Count every line in the records below that contains the string "Funcionários". Report that number alone.

Input for this task section start

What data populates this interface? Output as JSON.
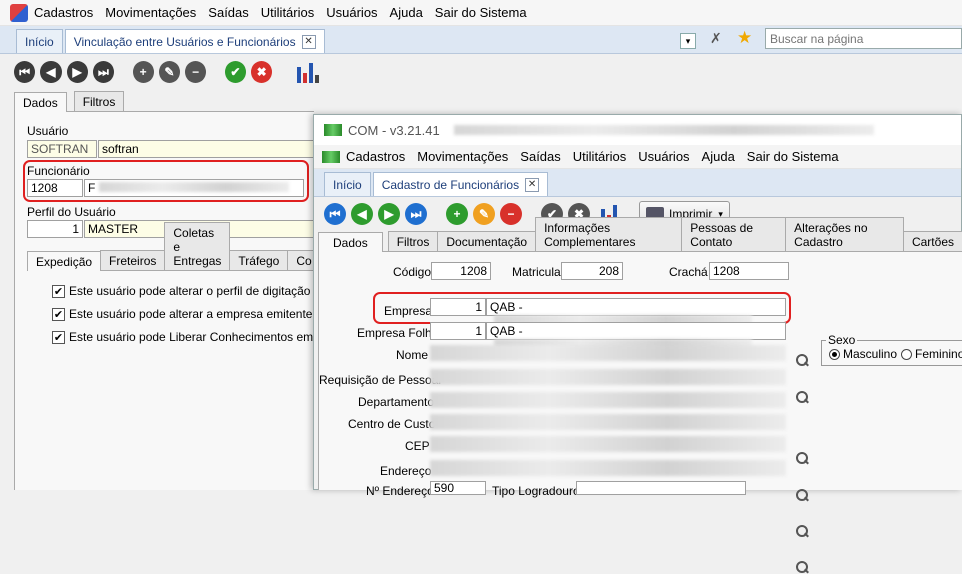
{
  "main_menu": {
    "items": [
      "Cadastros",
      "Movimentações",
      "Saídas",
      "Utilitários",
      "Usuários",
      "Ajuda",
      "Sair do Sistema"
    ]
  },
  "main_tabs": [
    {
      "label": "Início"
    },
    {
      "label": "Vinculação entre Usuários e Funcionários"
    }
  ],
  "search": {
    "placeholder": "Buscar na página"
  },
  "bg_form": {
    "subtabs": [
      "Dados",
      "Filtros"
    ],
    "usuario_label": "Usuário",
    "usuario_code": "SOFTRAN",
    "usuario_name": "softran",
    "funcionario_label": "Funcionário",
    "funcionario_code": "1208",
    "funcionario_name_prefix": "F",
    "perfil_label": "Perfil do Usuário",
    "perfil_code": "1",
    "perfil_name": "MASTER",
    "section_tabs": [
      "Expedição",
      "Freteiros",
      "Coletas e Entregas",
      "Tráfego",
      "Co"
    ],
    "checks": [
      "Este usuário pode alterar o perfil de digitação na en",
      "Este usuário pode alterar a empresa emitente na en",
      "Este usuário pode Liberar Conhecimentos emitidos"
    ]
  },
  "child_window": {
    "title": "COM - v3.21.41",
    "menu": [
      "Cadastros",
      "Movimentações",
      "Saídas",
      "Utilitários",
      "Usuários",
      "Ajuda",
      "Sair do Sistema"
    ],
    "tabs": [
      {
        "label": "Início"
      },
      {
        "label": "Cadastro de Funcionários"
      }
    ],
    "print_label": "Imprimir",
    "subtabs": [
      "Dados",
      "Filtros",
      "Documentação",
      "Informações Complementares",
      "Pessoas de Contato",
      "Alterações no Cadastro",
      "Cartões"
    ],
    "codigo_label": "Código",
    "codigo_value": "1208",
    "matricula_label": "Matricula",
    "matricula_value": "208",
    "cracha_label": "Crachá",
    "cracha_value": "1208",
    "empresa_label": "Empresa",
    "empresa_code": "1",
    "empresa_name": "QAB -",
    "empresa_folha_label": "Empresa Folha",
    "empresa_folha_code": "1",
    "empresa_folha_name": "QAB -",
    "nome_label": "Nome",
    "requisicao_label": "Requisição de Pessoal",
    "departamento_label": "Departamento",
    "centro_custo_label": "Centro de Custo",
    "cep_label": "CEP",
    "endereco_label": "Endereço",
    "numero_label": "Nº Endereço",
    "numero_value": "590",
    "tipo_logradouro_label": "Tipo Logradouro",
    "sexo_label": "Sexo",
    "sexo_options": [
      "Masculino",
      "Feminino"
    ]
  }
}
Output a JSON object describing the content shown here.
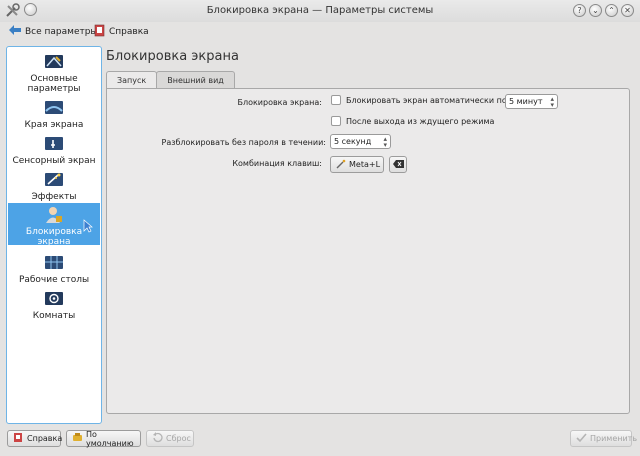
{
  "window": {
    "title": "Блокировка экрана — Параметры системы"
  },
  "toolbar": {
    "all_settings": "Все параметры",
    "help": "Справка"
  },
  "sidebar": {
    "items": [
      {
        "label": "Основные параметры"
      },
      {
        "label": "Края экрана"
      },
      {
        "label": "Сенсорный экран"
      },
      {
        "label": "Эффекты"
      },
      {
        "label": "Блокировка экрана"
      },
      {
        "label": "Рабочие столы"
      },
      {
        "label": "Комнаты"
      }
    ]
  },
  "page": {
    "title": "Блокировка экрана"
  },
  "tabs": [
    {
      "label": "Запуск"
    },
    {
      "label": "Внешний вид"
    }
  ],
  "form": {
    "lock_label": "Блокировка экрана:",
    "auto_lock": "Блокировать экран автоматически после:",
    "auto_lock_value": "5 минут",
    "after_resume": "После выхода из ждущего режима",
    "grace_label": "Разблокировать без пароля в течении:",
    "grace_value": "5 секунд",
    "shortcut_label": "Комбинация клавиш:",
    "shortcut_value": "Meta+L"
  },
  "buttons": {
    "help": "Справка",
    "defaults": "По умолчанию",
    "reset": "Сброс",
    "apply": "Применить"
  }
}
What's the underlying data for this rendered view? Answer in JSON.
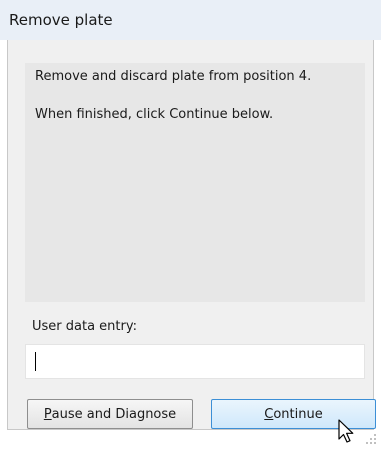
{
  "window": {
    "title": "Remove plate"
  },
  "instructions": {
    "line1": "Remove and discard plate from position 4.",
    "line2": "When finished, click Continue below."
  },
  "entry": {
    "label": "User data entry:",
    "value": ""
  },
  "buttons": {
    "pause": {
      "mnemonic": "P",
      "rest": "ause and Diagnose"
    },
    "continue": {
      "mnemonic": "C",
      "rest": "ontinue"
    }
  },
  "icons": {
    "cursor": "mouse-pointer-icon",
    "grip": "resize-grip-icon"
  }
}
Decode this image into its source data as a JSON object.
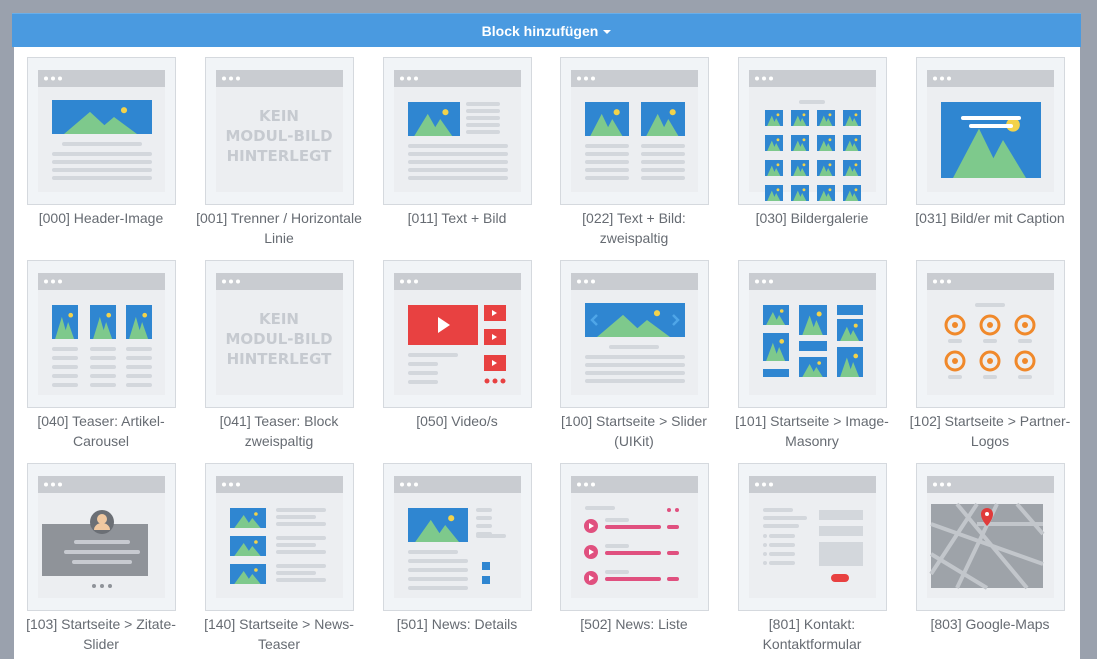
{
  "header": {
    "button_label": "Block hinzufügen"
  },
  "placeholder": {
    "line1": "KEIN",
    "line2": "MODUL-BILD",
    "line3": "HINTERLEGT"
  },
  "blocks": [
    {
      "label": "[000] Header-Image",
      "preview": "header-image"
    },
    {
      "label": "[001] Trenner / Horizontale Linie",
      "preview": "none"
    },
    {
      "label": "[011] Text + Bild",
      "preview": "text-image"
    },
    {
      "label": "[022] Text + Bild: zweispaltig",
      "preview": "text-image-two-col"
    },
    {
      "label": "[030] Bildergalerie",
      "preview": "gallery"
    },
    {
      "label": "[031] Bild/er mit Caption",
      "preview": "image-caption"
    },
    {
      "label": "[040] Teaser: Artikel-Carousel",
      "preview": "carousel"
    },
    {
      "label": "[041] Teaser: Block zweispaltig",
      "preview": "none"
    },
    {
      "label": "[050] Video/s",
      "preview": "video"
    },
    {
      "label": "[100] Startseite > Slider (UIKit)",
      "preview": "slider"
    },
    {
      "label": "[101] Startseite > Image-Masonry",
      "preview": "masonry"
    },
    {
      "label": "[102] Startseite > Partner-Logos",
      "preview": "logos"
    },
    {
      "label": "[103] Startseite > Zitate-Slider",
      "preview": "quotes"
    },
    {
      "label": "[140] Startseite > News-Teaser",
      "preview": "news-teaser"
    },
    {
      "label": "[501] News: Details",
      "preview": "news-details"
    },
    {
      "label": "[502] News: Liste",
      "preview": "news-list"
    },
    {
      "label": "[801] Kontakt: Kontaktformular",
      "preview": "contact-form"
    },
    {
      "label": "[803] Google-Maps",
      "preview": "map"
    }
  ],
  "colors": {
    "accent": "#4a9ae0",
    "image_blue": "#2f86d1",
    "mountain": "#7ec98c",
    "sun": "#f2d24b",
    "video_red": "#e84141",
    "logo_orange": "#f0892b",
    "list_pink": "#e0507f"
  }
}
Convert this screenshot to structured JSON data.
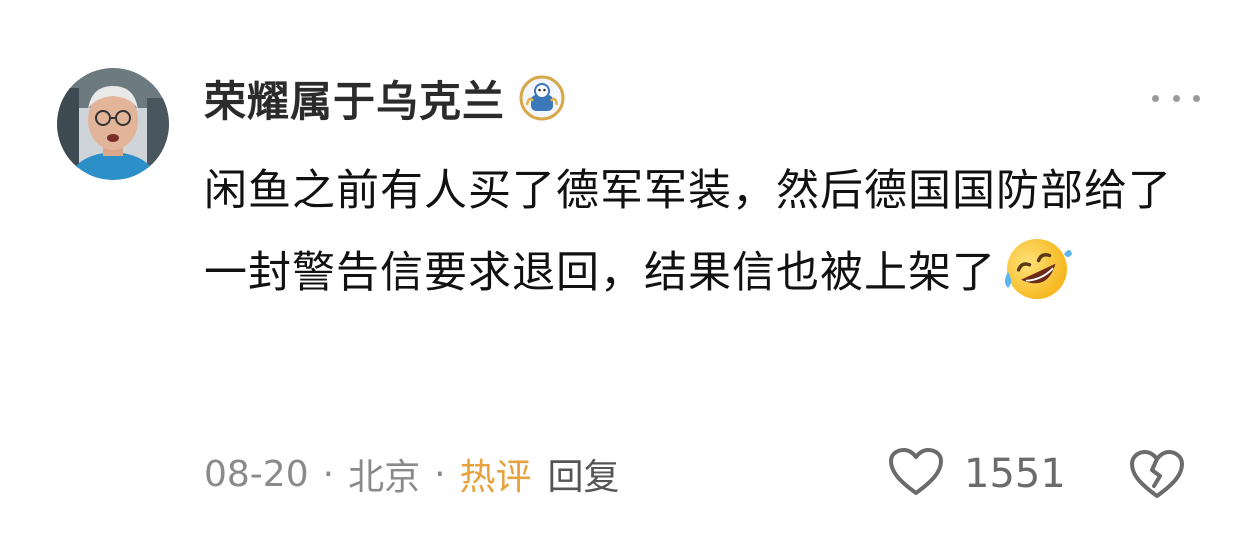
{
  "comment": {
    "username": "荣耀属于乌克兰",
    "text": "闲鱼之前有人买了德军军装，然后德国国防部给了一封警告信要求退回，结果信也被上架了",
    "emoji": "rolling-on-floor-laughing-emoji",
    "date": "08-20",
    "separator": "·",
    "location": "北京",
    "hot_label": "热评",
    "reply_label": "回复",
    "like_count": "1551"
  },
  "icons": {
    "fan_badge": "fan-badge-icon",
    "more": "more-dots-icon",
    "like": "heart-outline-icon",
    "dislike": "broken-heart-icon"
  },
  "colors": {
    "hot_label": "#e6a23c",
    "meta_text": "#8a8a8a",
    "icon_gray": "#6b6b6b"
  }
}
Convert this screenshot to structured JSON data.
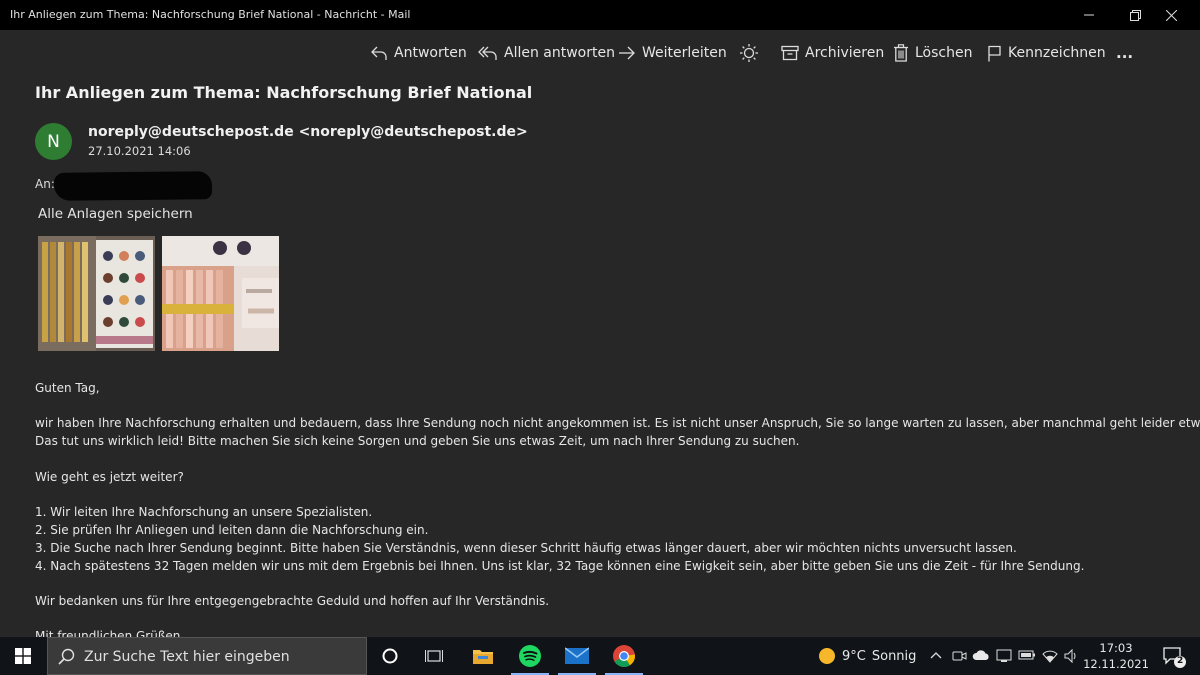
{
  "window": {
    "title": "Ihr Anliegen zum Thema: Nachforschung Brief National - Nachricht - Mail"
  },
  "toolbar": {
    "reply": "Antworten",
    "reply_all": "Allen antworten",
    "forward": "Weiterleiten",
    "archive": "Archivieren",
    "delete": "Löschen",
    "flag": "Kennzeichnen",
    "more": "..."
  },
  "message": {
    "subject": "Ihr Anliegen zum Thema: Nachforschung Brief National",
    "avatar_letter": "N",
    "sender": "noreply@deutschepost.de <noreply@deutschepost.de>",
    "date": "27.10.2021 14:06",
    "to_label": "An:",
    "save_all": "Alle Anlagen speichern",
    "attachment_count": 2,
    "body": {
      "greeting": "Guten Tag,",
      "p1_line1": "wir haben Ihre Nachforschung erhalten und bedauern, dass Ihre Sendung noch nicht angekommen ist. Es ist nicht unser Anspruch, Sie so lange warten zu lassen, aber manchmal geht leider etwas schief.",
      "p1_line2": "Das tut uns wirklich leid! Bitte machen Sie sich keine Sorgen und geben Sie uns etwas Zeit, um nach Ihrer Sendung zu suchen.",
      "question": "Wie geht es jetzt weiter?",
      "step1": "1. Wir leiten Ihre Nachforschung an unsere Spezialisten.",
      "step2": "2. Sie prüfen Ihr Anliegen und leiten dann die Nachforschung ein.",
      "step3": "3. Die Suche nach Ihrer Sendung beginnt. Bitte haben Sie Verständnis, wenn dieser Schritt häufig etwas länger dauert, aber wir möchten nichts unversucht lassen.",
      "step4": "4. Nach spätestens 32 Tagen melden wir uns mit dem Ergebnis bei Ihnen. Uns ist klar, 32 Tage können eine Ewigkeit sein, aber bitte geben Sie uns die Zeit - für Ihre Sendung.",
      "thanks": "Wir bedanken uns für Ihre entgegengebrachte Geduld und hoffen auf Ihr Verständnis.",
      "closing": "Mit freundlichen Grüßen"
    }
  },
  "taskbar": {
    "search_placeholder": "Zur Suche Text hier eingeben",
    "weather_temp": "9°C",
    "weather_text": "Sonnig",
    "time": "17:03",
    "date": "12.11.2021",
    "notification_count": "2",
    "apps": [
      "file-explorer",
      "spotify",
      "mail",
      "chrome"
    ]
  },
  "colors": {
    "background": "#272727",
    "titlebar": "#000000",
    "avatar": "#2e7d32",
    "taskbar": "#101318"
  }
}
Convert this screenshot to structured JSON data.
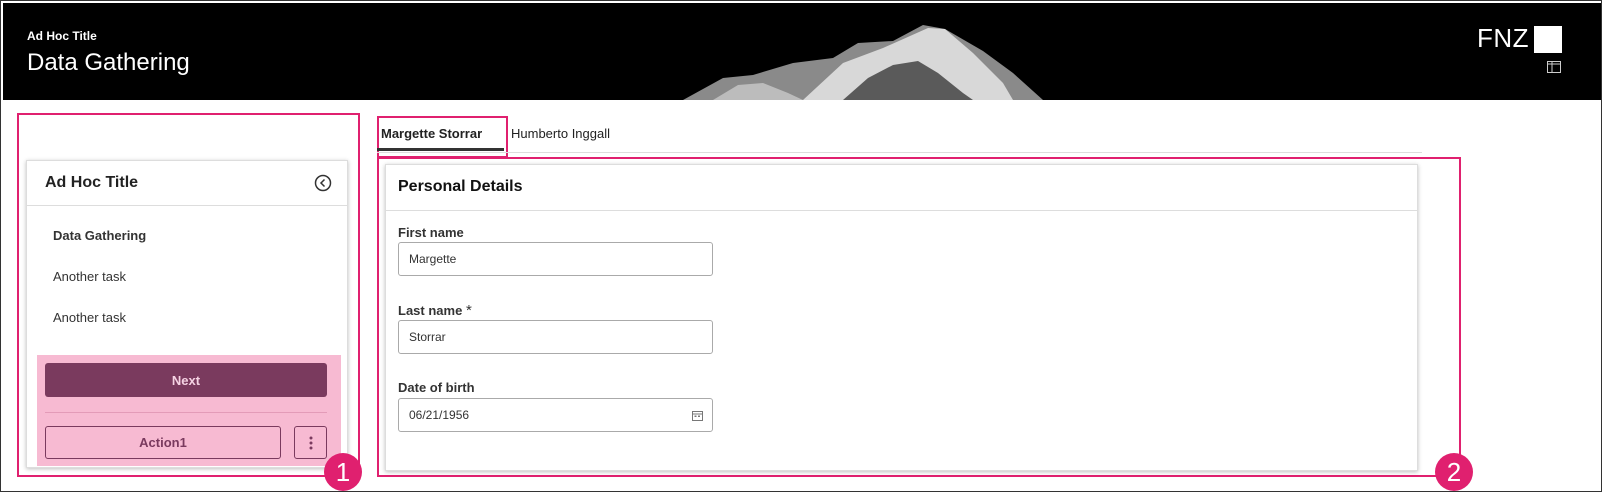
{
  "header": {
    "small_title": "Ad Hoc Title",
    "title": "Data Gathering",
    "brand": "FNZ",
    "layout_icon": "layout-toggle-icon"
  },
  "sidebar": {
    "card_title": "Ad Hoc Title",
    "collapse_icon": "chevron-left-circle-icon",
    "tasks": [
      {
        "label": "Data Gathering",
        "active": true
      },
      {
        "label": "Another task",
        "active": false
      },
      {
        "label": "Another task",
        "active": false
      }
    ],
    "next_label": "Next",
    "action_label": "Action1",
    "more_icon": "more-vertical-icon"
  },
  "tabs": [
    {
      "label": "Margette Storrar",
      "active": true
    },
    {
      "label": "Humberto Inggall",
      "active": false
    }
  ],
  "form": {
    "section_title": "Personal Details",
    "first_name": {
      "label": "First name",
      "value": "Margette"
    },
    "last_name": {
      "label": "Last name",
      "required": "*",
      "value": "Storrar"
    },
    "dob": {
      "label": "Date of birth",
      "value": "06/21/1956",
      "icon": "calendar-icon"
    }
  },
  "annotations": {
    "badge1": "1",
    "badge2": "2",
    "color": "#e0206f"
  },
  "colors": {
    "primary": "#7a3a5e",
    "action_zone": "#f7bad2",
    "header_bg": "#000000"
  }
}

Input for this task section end

**Response to this exercise:**
2